Once the model aircraft had been mastered, the next problem was deciding how to operate a camera by remote control. Initially, a tiny videocam, weighing around 50g. was fastened to the aircraft and it worked reasonably well, having no effect on the performance of the model. A free shareware programme was used to take stills from the video.
The thumb sized camera can run for an hour with its inbuilt memory and battery, and therefore needs no trigger, although the size limits the quality of the pictures. By flying the model into wind, it was found that it would climb over a spot like a kite to an estimated ceiling of maybe 1000 feet.
Having proved that the system worked, it was decided to find a better still camera for more detailed pictures. This posed some problems and is still being developed. At the moment, a Lumix digital camera is being used as it has the great advantage of a continuous shooting mode.
Once the button is pressed, it will take over 200 photos at the rate of 1/sec, thus removing the need for a radio control and the associated weighty components. It still weighs around 125g and slows the climb rate, but by mounting it at the centre of gravity inside the “cockpit”, it is manageable. Vibration can be a problem, but mounting the camera and motor on miniature rubber “iso-mounts” like a tractor cab will hopefully reduce this problem.

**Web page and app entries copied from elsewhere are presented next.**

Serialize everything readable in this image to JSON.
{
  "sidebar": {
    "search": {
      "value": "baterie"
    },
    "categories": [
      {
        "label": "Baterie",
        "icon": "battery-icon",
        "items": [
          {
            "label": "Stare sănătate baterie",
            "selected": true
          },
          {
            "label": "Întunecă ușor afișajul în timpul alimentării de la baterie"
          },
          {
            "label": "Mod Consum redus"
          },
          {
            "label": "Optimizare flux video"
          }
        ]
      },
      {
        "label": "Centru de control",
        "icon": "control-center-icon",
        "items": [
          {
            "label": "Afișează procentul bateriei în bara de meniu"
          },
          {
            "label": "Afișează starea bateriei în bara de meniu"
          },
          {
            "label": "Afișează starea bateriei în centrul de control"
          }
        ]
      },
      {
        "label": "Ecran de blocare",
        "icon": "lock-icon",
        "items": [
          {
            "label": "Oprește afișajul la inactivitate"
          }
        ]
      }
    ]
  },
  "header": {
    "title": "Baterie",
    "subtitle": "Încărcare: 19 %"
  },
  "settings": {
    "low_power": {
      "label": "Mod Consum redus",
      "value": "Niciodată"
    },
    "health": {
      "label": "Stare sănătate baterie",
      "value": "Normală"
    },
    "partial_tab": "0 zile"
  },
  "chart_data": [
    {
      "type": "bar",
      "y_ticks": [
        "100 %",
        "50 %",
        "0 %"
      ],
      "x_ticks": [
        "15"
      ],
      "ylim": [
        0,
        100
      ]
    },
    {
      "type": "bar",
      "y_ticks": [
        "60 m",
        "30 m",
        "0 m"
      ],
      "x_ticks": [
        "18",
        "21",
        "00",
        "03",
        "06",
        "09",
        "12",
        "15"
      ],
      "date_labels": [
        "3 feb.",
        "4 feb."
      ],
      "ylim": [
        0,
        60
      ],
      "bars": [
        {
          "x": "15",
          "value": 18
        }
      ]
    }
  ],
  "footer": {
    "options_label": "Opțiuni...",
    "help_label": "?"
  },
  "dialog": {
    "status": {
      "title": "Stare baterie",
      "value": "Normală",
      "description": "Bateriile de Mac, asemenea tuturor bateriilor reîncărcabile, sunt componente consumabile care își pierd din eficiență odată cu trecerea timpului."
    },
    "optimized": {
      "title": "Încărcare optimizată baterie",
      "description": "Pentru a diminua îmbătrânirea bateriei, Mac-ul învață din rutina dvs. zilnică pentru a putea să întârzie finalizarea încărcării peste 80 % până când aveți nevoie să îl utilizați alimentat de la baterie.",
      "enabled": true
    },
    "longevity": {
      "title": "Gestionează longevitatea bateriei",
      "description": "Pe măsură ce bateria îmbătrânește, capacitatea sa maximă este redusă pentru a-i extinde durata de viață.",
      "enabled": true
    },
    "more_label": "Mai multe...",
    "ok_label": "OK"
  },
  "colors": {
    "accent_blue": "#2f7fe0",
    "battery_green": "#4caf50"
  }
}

Given sufficient light and a fast shutter speed, the little Lumix is capable of taking useable shots, and the next step is to try to use the model in conjunction with the geophysical equipment to provide different views of a given feature on the ground.